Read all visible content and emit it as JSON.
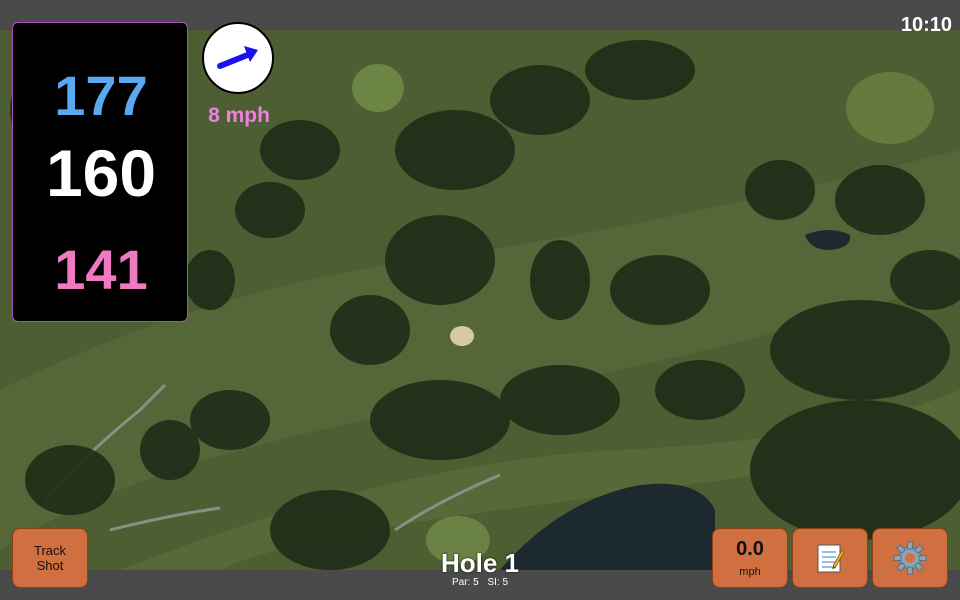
{
  "status_bar": {
    "clock": "10:10"
  },
  "distances": {
    "back": "177",
    "middle": "160",
    "front": "141",
    "colors": {
      "back": "#5aa8ef",
      "middle": "#ffffff",
      "front": "#f07ac2"
    }
  },
  "wind": {
    "direction_icon": "wind-arrow-icon",
    "speed_label": "8 mph",
    "speed_color": "#f080e0",
    "arrow_color": "#1a10f0"
  },
  "buttons": {
    "track_shot": "Track\nShot",
    "player_wind_value": "0.0",
    "player_wind_unit": "mph",
    "notes_icon": "notepad-icon",
    "settings_icon": "gear-icon",
    "button_color": "#d07040"
  },
  "hole": {
    "title": "Hole 1",
    "par_label": "Par: 5",
    "si_label": "SI: 5"
  }
}
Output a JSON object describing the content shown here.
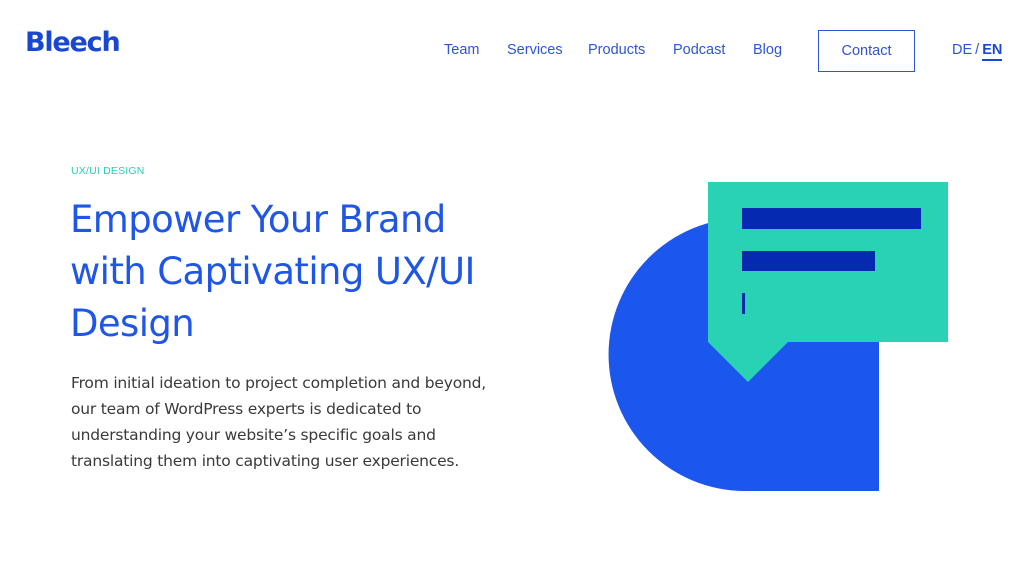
{
  "brand": {
    "logo_text": "Bleech"
  },
  "nav": {
    "items": [
      {
        "label": "Team"
      },
      {
        "label": "Services"
      },
      {
        "label": "Products"
      },
      {
        "label": "Podcast"
      },
      {
        "label": "Blog"
      }
    ],
    "contact_label": "Contact",
    "languages": {
      "de": "DE",
      "separator": "/",
      "en": "EN",
      "active": "EN"
    }
  },
  "hero": {
    "eyebrow": "UX/UI DESIGN",
    "headline_lines": [
      "Empower Your Brand",
      "with Captivating UX/UI",
      "Design"
    ],
    "body_lines": [
      "From initial ideation to project completion and beyond,",
      "our team of WordPress experts is dedicated to",
      "understanding your website’s specific goals and",
      "translating them into captivating user experiences."
    ]
  },
  "illustration": {
    "icon": "chat-bubble-over-shape-icon",
    "colors": {
      "shape_blue": "#1b57ec",
      "bubble_green": "#2ad2b4",
      "text_bars": "#0529b1"
    }
  },
  "colors": {
    "brand": "#1a47d0",
    "link": "#2f55d4",
    "headline": "#1f56e8",
    "eyebrow": "#2bcfb2",
    "body": "#3a3a3a"
  }
}
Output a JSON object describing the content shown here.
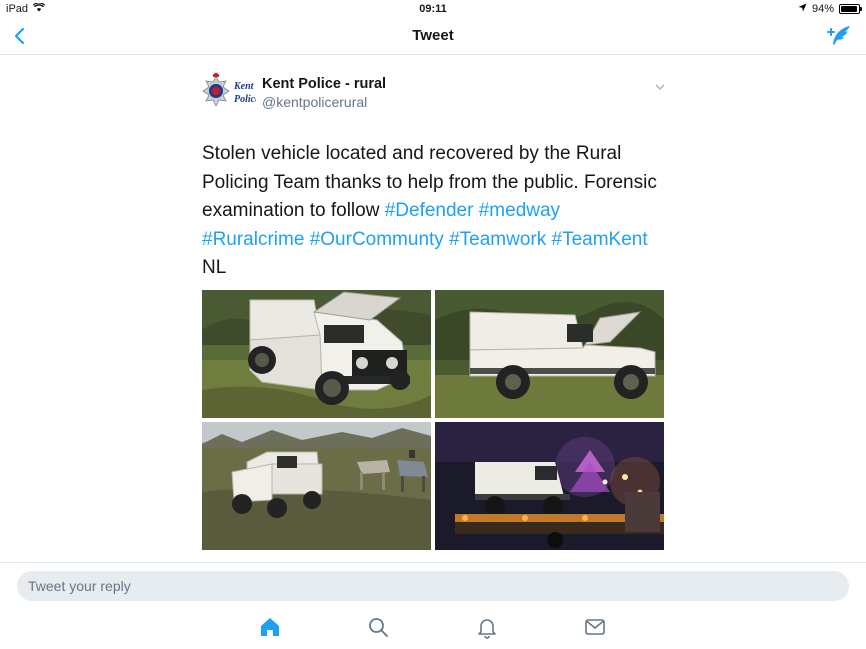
{
  "status_bar": {
    "device": "iPad",
    "time": "09:11",
    "battery_text": "94%",
    "battery_level": 0.94
  },
  "nav": {
    "title": "Tweet",
    "back_icon": "chevron-left-icon",
    "compose_icon": "compose-tweet-icon",
    "accent_color": "#1da1f2"
  },
  "tweet": {
    "author_name": "Kent Police - rural",
    "author_handle": "@kentpolicerural",
    "avatar_text_line1": "Kent",
    "avatar_text_line2": "Police",
    "text_plain": "Stolen vehicle located and recovered by the Rural Policing Team thanks to help from the public. Forensic examination to follow ",
    "hashtags": [
      "#Defender",
      "#medway",
      "#Ruralcrime",
      "#OurCommunty",
      "#Teamwork",
      "#TeamKent"
    ],
    "signoff": "NL",
    "photos": [
      "photo-defender-front-hood-open",
      "photo-defender-side-hood-open",
      "photo-defender-with-horses",
      "photo-defender-on-recovery-truck-night"
    ]
  },
  "reply": {
    "placeholder": "Tweet your reply"
  },
  "tabbar": {
    "items": [
      "home-icon",
      "search-icon",
      "notifications-icon",
      "messages-icon"
    ],
    "active": "home-icon"
  }
}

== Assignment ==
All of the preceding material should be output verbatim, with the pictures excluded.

== Response area ==
Read all visible content and emit it as JSON.
{
  "status_bar": {
    "clock": "10:10"
  },
  "distances": {
    "back": "177",
    "middle": "160",
    "front": "141",
    "colors": {
      "back": "#5aa8ef",
      "middle": "#ffffff",
      "front": "#f07ac2"
    }
  },
  "wind": {
    "direction_icon": "wind-arrow-icon",
    "speed_label": "8 mph",
    "speed_color": "#f080e0",
    "arrow_color": "#1a10f0"
  },
  "buttons": {
    "track_shot": "Track\nShot",
    "player_wind_value": "0.0",
    "player_wind_unit": "mph",
    "notes_icon": "notepad-icon",
    "settings_icon": "gear-icon",
    "button_color": "#d07040"
  },
  "hole": {
    "title": "Hole 1",
    "par_label": "Par: 5",
    "si_label": "SI: 5"
  }
}
Output a JSON object describing the content shown here.
{
  "brand": {
    "logo_text": "Bleech"
  },
  "nav": {
    "items": [
      {
        "label": "Team"
      },
      {
        "label": "Services"
      },
      {
        "label": "Products"
      },
      {
        "label": "Podcast"
      },
      {
        "label": "Blog"
      }
    ],
    "contact_label": "Contact",
    "languages": {
      "de": "DE",
      "separator": "/",
      "en": "EN",
      "active": "EN"
    }
  },
  "hero": {
    "eyebrow": "UX/UI DESIGN",
    "headline_lines": [
      "Empower Your Brand",
      "with Captivating UX/UI",
      "Design"
    ],
    "body_lines": [
      "From initial ideation to project completion and beyond,",
      "our team of WordPress experts is dedicated to",
      "understanding your website’s specific goals and",
      "translating them into captivating user experiences."
    ]
  },
  "illustration": {
    "icon": "chat-bubble-over-shape-icon",
    "colors": {
      "shape_blue": "#1b57ec",
      "bubble_green": "#2ad2b4",
      "text_bars": "#0529b1"
    }
  },
  "colors": {
    "brand": "#1a47d0",
    "link": "#2f55d4",
    "headline": "#1f56e8",
    "eyebrow": "#2bcfb2",
    "body": "#3a3a3a"
  }
}
Output a JSON object describing the content shown here.
{
  "status_bar": {
    "device": "iPad",
    "time": "09:11",
    "battery_text": "94%",
    "battery_level": 0.94
  },
  "nav": {
    "title": "Tweet",
    "back_icon": "chevron-left-icon",
    "compose_icon": "compose-tweet-icon",
    "accent_color": "#1da1f2"
  },
  "tweet": {
    "author_name": "Kent Police - rural",
    "author_handle": "@kentpolicerural",
    "avatar_text_line1": "Kent",
    "avatar_text_line2": "Police",
    "text_plain": "Stolen vehicle located and recovered by the Rural Policing Team thanks to help from the public. Forensic examination to follow ",
    "hashtags": [
      "#Defender",
      "#medway",
      "#Ruralcrime",
      "#OurCommunty",
      "#Teamwork",
      "#TeamKent"
    ],
    "signoff": "NL",
    "photos": [
      "photo-defender-front-hood-open",
      "photo-defender-side-hood-open",
      "photo-defender-with-horses",
      "photo-defender-on-recovery-truck-night"
    ]
  },
  "reply": {
    "placeholder": "Tweet your reply"
  },
  "tabbar": {
    "items": [
      "home-icon",
      "search-icon",
      "notifications-icon",
      "messages-icon"
    ],
    "active": "home-icon"
  }
}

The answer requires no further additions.